“The Sewing Day was designed by Lynne Vercoe, who helped organize the Dilton Marsh Thread Bombs centered on Fairfield Farm College coffee. She felt that the village’s creative community could once again rise to the occasion, but this time turning to sewing rather than knitting for the benefit of the project. On Saturday, with volunteers from the village, Westbury, Upton Scudamore and beyond, Sally Esposito organized the women into groups of machinists, fabric cutters and ironers, not to mention the large refreshment crew.
“The project had provided templates for cutting the three different types of fabrics – anti-pilling fleece, fine terrycloth and cotton – and Sally had already composed several articles as examples. And so the production line started; the machines purred, the iron smoked and the scissors cut. A total of 90 sanitary napkins were produced that day, along with bags to hold the napkins, and the final number is likely to be higher as some women have taken the rest of the material kits to finish them at home. Feedback from the event has been very positive and it is expected that another Sewing Day will take place in due course.

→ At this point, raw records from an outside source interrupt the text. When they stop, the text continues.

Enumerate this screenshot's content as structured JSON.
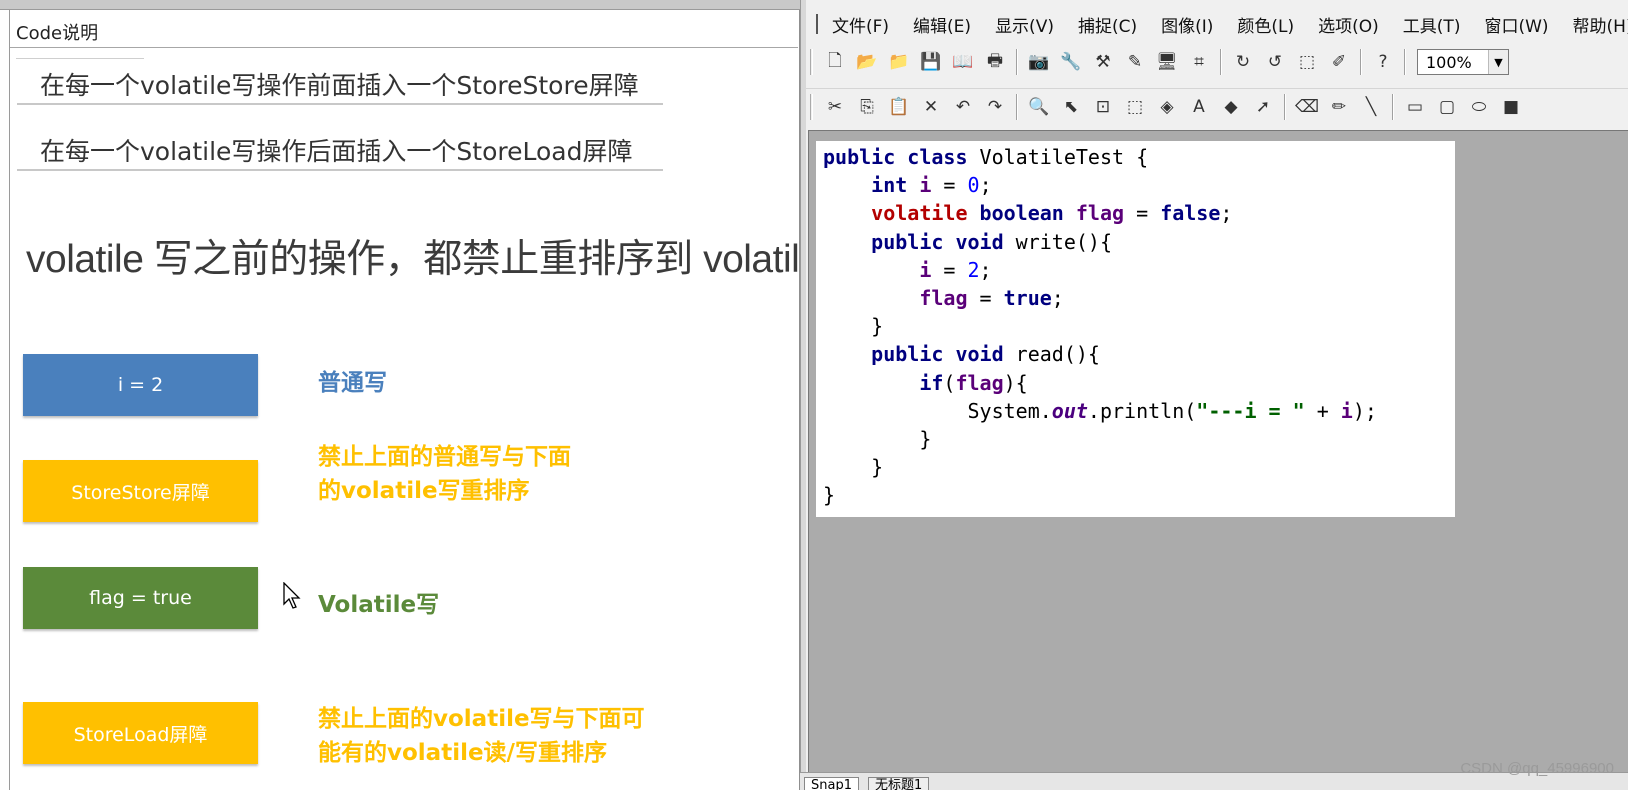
{
  "left_panel": {
    "title": "Code说明",
    "rules": [
      "在每一个volatile写操作前面插入一个StoreStore屏障",
      "在每一个volatile写操作后面插入一个StoreLoad屏障"
    ],
    "heading": "volatile 写之前的操作，都禁止重排序到 volatile 之后",
    "steps": [
      {
        "box_label": "i = 2",
        "box_color": "#4a80bd",
        "desc": [
          "普通写"
        ],
        "desc_color": "#4a80bd"
      },
      {
        "box_label": "StoreStore屏障",
        "box_color": "#ffc000",
        "desc": [
          "禁止上面的普通写与下面",
          "的volatile写重排序"
        ],
        "desc_color": "#ffc000"
      },
      {
        "box_label": "flag = true",
        "box_color": "#5b8a3a",
        "desc": [
          "Volatile写"
        ],
        "desc_color": "#5b8a3a"
      },
      {
        "box_label": "StoreLoad屏障",
        "box_color": "#ffc000",
        "desc": [
          "禁止上面的volatile写与下面可",
          "能有的volatile读/写重排序"
        ],
        "desc_color": "#ffc000"
      }
    ]
  },
  "app": {
    "menu": [
      "文件(F)",
      "编辑(E)",
      "显示(V)",
      "捕捉(C)",
      "图像(I)",
      "颜色(L)",
      "选项(O)",
      "工具(T)",
      "窗口(W)",
      "帮助(H)"
    ],
    "zoom": "100%",
    "toolbar1_icons": [
      "new-file-icon",
      "open-folder-icon",
      "open-recent-icon",
      "save-icon",
      "book-icon",
      "print-icon",
      "camera-icon",
      "wrench-icon",
      "tools-icon",
      "edit-icon",
      "screen-icon",
      "scan-icon",
      "rotate-icon",
      "undo-rotate-icon",
      "capture-icon",
      "pen-tool-icon",
      "help-icon"
    ],
    "toolbar1_glyphs": [
      "🗋",
      "📂",
      "📁",
      "💾",
      "📖",
      "🖶",
      "📷",
      "🔧",
      "⚒",
      "✎",
      "🖥",
      "⌗",
      "↻",
      "↺",
      "⬚",
      "✐",
      "?"
    ],
    "toolbar2_icons": [
      "cut-icon",
      "copy-icon",
      "paste-icon",
      "delete-icon",
      "undo-icon",
      "redo-icon",
      "zoom-icon",
      "select-arrow-icon",
      "crop-icon",
      "rect-select-icon",
      "fill-icon",
      "text-icon",
      "color-picker-icon",
      "arrow-tool-icon",
      "eraser-icon",
      "pencil-icon",
      "line-icon",
      "rectangle-icon",
      "rounded-rect-icon",
      "ellipse-icon",
      "filled-rect-icon"
    ],
    "toolbar2_glyphs": [
      "✂",
      "⎘",
      "📋",
      "✕",
      "↶",
      "↷",
      "🔍",
      "⬉",
      "⊡",
      "⬚",
      "◈",
      "A",
      "◆",
      "➚",
      "⌫",
      "✏",
      "╲",
      "▭",
      "▢",
      "⬭",
      "■"
    ],
    "tabs": [
      "Snap1",
      "无标题1"
    ],
    "watermark": "CSDN @qq_45996900"
  },
  "code_lines": [
    "public class VolatileTest {",
    "    int i = 0;",
    "    volatile boolean flag = false;",
    "    public void write(){",
    "        i = 2;",
    "        flag = true;",
    "    }",
    "    public void read(){",
    "        if(flag){",
    "            System.out.println(\"---i = \" + i);",
    "        }",
    "    }",
    "}"
  ]
}
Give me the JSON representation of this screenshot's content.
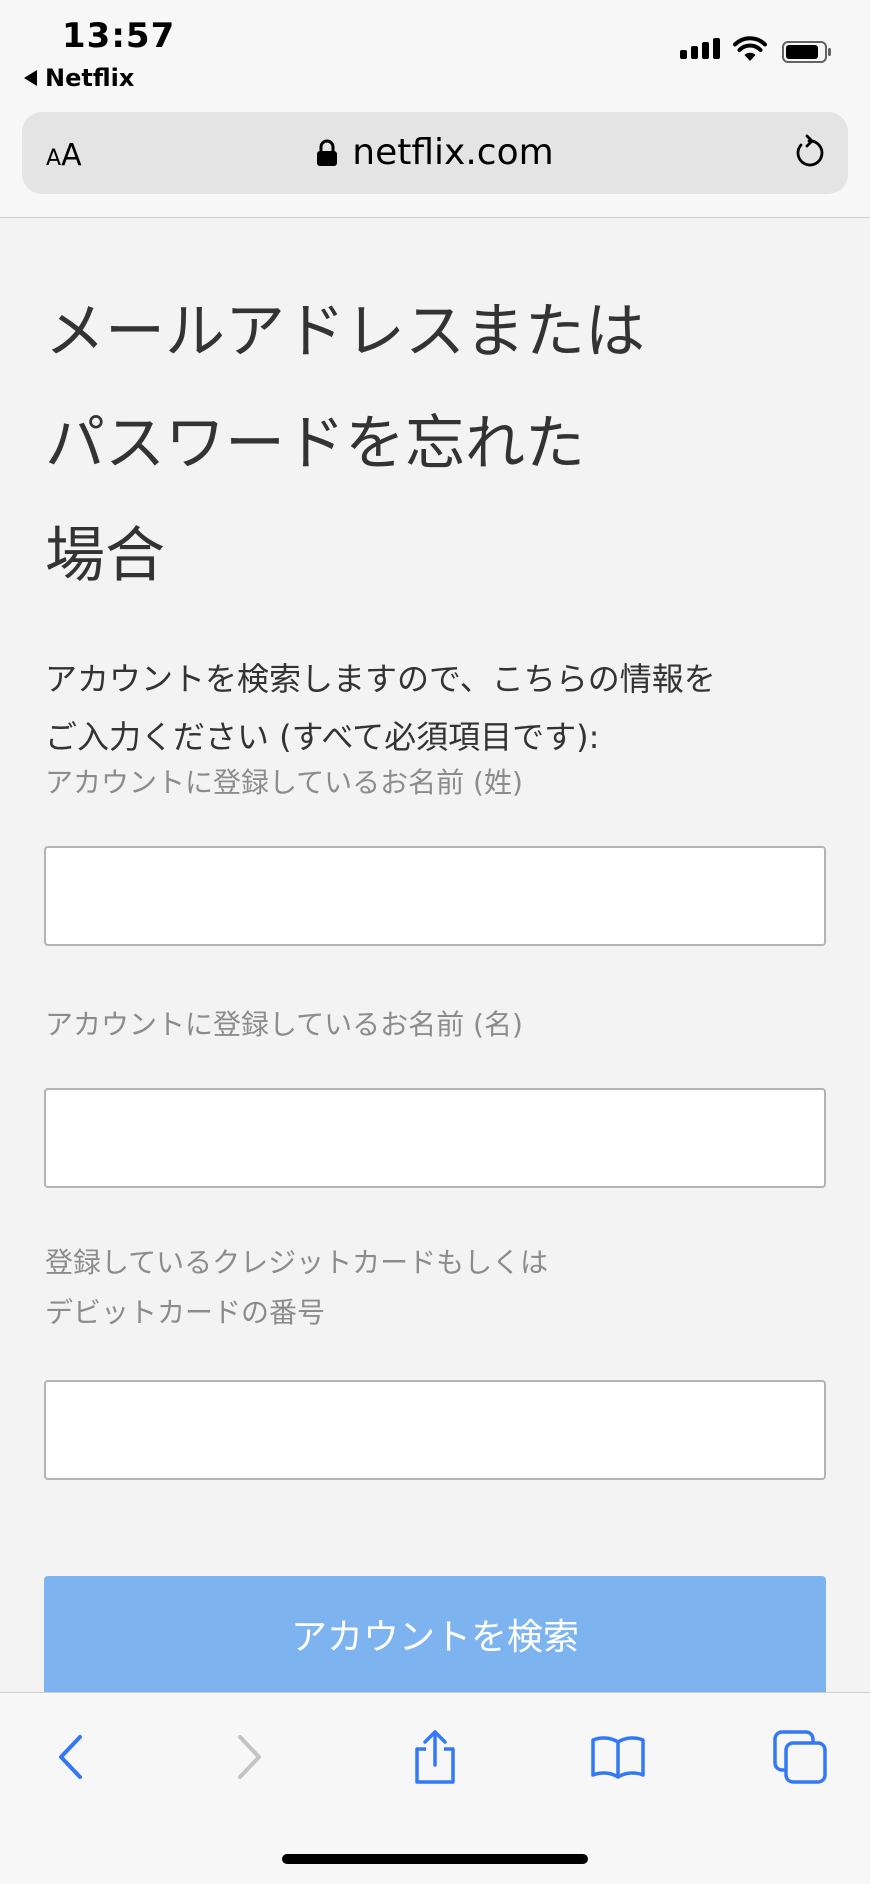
{
  "status_bar": {
    "time": "13:57",
    "back_app": "Netflix",
    "icons": [
      "cellular-signal-icon",
      "wifi-icon",
      "battery-icon"
    ]
  },
  "browser": {
    "text_size_button": "AA",
    "url": "netflix.com",
    "icons": [
      "lock-icon",
      "reload-icon"
    ]
  },
  "page": {
    "title_lines": [
      "メールアドレスまたは",
      "パスワードを忘れた",
      "場合"
    ],
    "description_lines": [
      "アカウントを検索しますので、こちらの情報を",
      "ご入力ください (すべて必須項目です):"
    ],
    "fields": [
      {
        "label_lines": [
          "アカウントに登録しているお名前 (姓)"
        ],
        "value": ""
      },
      {
        "label_lines": [
          "アカウントに登録しているお名前 (名)"
        ],
        "value": ""
      },
      {
        "label_lines": [
          "登録しているクレジットカードもしくは",
          "デビットカードの番号"
        ],
        "value": ""
      }
    ],
    "submit_label": "アカウントを検索"
  },
  "toolbar": {
    "icons": [
      "back-icon",
      "forward-icon",
      "share-icon",
      "bookmarks-icon",
      "tabs-icon"
    ]
  },
  "colors": {
    "accent": "#3478f6",
    "submit_bg": "#7db4ef",
    "label_gray": "#8c8c8c",
    "page_bg": "#f3f3f3"
  }
}
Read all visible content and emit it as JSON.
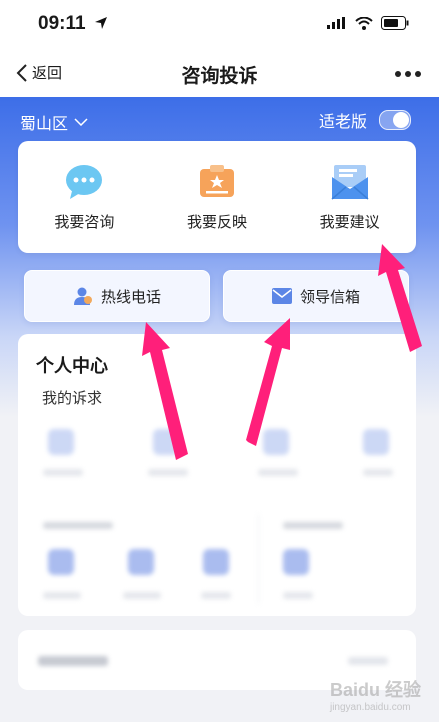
{
  "status": {
    "time": "09:11"
  },
  "nav": {
    "back_label": "返回",
    "title": "咨询投诉"
  },
  "header": {
    "region": "蜀山区",
    "elder_mode": "适老版"
  },
  "services": [
    {
      "label": "我要咨询",
      "icon": "chat-bubble-icon"
    },
    {
      "label": "我要反映",
      "icon": "id-card-icon"
    },
    {
      "label": "我要建议",
      "icon": "envelope-icon"
    }
  ],
  "contact": {
    "hotline": "热线电话",
    "mailbox": "领导信箱"
  },
  "personal": {
    "title": "个人中心",
    "subtitle": "我的诉求"
  },
  "colors": {
    "brand_blue": "#3d6ee8",
    "annotation_pink": "#ff1f7a"
  }
}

“Thank you to everyone who volunteered; Tess, Sonja, Sally, Penny H, Penny B, Maureen, Helen, Helena, Caroline, Nadine, Linda, Enid, Eunice, Sue, Paula, Janet, Yvette, Ruth, Maeve, Serana, Jane, Menna and Debbie, and to those people who donated equipment and provided refreshments.
For more information on the Pachamama project and to see how you can get involved, visit: www.thepachamamaproject.org/